  1. I really like black walnut, so much so in 1999 put out 500 black walnut trees on 50 acres, spaced about 30 steps apart. The trees put on bark third year and started bearing sixth year. I had to put fence wire around them to protect from buck rubs. All trees are over my head now. I made figure Kriket from a standing dead oak, cured 20 years, took chainsaw and sawed down and took a good log to make figure head, hands and feet, hollowed out to lessen weight to around 8 pounds. I quit the art back in 1965 but did this in 2003 for grandchildren, and put on modern media about all I remember on the art. I had gone through a period of about 10 years doing serious bass fishing and making my own wood lures, thereafter into archery for about same period making my own wood handles, and learned how important it is to have a cambium centered piece. After many attempts of handle snapping when gripped figured out that the piece was not cambium centered.

    Back when I performed vent owned a boy and girl Frank Marshall figures and some kids on the set of a tv show I had pulled them off onto the floor and cracked both heads, and guess where they cracked, right at the juncture where smaller basswood blocks were glued together. So, when I made Kriket he had to be cambium centered. I have dropped the head couple of times and he will bounce. I could hit a homerun with him, and truly believe wood baseball bats would hold up if the company that makes them used cammbium centered materials.

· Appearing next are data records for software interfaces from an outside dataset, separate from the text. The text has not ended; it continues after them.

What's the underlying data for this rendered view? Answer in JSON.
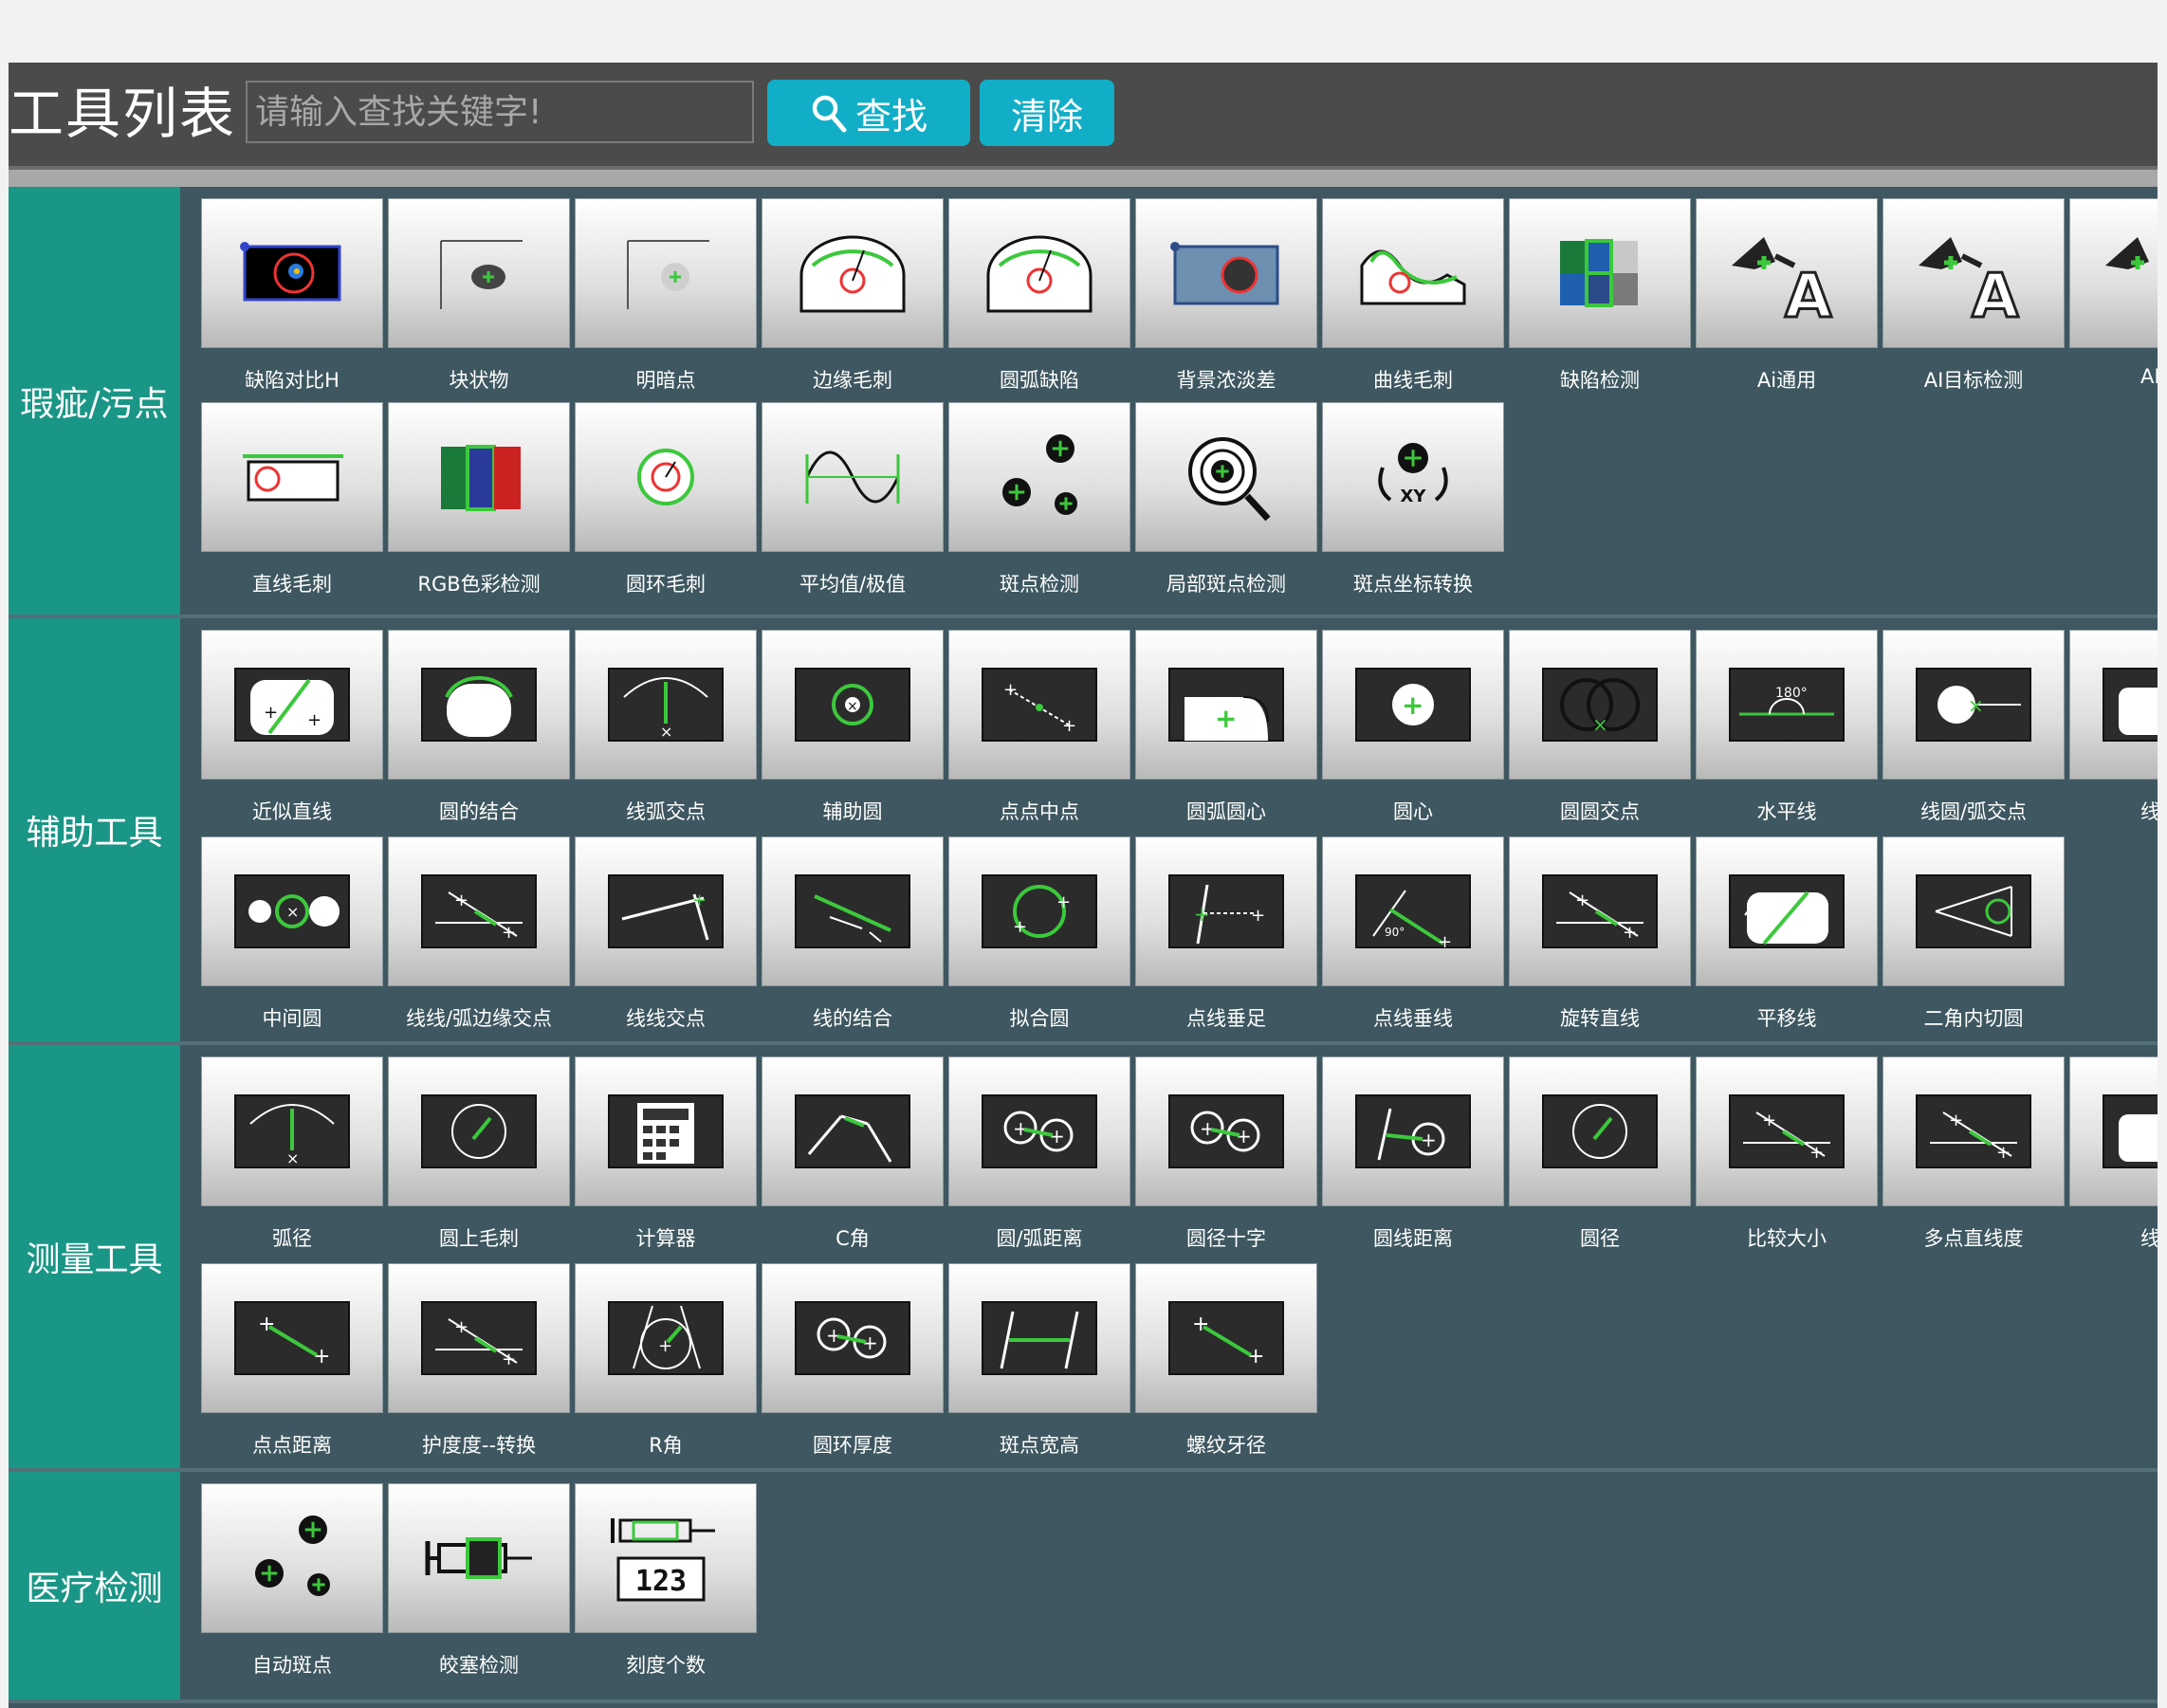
{
  "header": {
    "title": "工具列表",
    "search_placeholder": "请输入查找关键字!",
    "search_label": "查找",
    "clear_label": "清除"
  },
  "colors": {
    "accent": "#12aec8",
    "sidebar": "#1a9686",
    "panel": "#3e5760",
    "header": "#4b4b4b",
    "highlight": "#3cc83c"
  },
  "sections": [
    {
      "id": "defect",
      "label": "瑕疵/污点",
      "rows": [
        [
          {
            "label": "缺陷对比H",
            "icon": "defect-compare-icon"
          },
          {
            "label": "块状物",
            "icon": "blob-icon"
          },
          {
            "label": "明暗点",
            "icon": "bright-dark-spot-icon"
          },
          {
            "label": "边缘毛刺",
            "icon": "edge-burr-icon"
          },
          {
            "label": "圆弧缺陷",
            "icon": "arc-defect-icon"
          },
          {
            "label": "背景浓淡差",
            "icon": "background-contrast-icon"
          },
          {
            "label": "曲线毛刺",
            "icon": "curve-burr-icon"
          },
          {
            "label": "缺陷检测",
            "icon": "defect-detect-icon"
          },
          {
            "label": "Ai通用",
            "icon": "ai-general-icon"
          },
          {
            "label": "AI目标检测",
            "icon": "ai-target-icon"
          },
          {
            "label": "AI C",
            "icon": "ai-more-icon"
          }
        ],
        [
          {
            "label": "直线毛刺",
            "icon": "line-burr-icon"
          },
          {
            "label": "RGB色彩检测",
            "icon": "rgb-color-icon"
          },
          {
            "label": "圆环毛刺",
            "icon": "ring-burr-icon"
          },
          {
            "label": "平均值/极值",
            "icon": "average-wave-icon"
          },
          {
            "label": "斑点检测",
            "icon": "spot-detect-icon"
          },
          {
            "label": "局部斑点检测",
            "icon": "local-spot-icon"
          },
          {
            "label": "斑点坐标转换",
            "icon": "spot-coord-icon"
          }
        ]
      ]
    },
    {
      "id": "aux",
      "label": "辅助工具",
      "rows": [
        [
          {
            "label": "近似直线",
            "icon": "approx-line-icon"
          },
          {
            "label": "圆的结合",
            "icon": "circle-combine-icon"
          },
          {
            "label": "线弧交点",
            "icon": "line-arc-intersect-icon"
          },
          {
            "label": "辅助圆",
            "icon": "aux-circle-icon"
          },
          {
            "label": "点点中点",
            "icon": "midpoint-icon"
          },
          {
            "label": "圆弧圆心",
            "icon": "arc-center-icon"
          },
          {
            "label": "圆心",
            "icon": "circle-center-icon"
          },
          {
            "label": "圆圆交点",
            "icon": "circle-intersect-icon"
          },
          {
            "label": "水平线",
            "icon": "horizontal-line-icon"
          },
          {
            "label": "线圆/弧交点",
            "icon": "line-circle-intersect-icon"
          },
          {
            "label": "线线",
            "icon": "line-more-icon"
          }
        ],
        [
          {
            "label": "中间圆",
            "icon": "middle-circle-icon"
          },
          {
            "label": "线线/弧边缘交点",
            "icon": "line-edge-intersect-icon"
          },
          {
            "label": "线线交点",
            "icon": "line-line-intersect-icon"
          },
          {
            "label": "线的结合",
            "icon": "line-combine-icon"
          },
          {
            "label": "拟合圆",
            "icon": "fit-circle-icon"
          },
          {
            "label": "点线垂足",
            "icon": "perpendicular-foot-icon"
          },
          {
            "label": "点线垂线",
            "icon": "perpendicular-line-icon"
          },
          {
            "label": "旋转直线",
            "icon": "rotate-line-icon"
          },
          {
            "label": "平移线",
            "icon": "shift-line-icon"
          },
          {
            "label": "二角内切圆",
            "icon": "incircle-icon"
          }
        ]
      ]
    },
    {
      "id": "measure",
      "label": "测量工具",
      "rows": [
        [
          {
            "label": "弧径",
            "icon": "arc-radius-icon"
          },
          {
            "label": "圆上毛刺",
            "icon": "circle-burr-icon"
          },
          {
            "label": "计算器",
            "icon": "calculator-icon"
          },
          {
            "label": "C角",
            "icon": "chamfer-icon"
          },
          {
            "label": "圆/弧距离",
            "icon": "circle-distance-icon"
          },
          {
            "label": "圆径十字",
            "icon": "circle-cross-icon"
          },
          {
            "label": "圆线距离",
            "icon": "circle-line-distance-icon"
          },
          {
            "label": "圆径",
            "icon": "circle-diameter-icon"
          },
          {
            "label": "比较大小",
            "icon": "compare-size-icon"
          },
          {
            "label": "多点直线度",
            "icon": "straightness-icon"
          },
          {
            "label": "线线",
            "icon": "line-more-icon"
          }
        ],
        [
          {
            "label": "点点距离",
            "icon": "point-distance-icon"
          },
          {
            "label": "护度度--转换",
            "icon": "angle-convert-icon"
          },
          {
            "label": "R角",
            "icon": "r-angle-icon"
          },
          {
            "label": "圆环厚度",
            "icon": "ring-thickness-icon"
          },
          {
            "label": "斑点宽高",
            "icon": "spot-size-icon"
          },
          {
            "label": "螺纹牙径",
            "icon": "thread-pitch-icon"
          }
        ]
      ]
    },
    {
      "id": "medical",
      "label": "医疗检测",
      "rows": [
        [
          {
            "label": "自动斑点",
            "icon": "auto-spot-icon"
          },
          {
            "label": "皎塞检测",
            "icon": "syringe-plug-icon"
          },
          {
            "label": "刻度个数",
            "icon": "scale-count-icon"
          }
        ]
      ]
    }
  ]
}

    As great as were Frank Marshall, Revello Petee, their contemporaries and predecessors, all figures have this fatal flaw. If you keep making wood figures please give a large single wood block cambium centered a try. You do very good work.

    "Work the center of the stick, the heart of the wood, so that force be channeled around the grain as it should." Kriket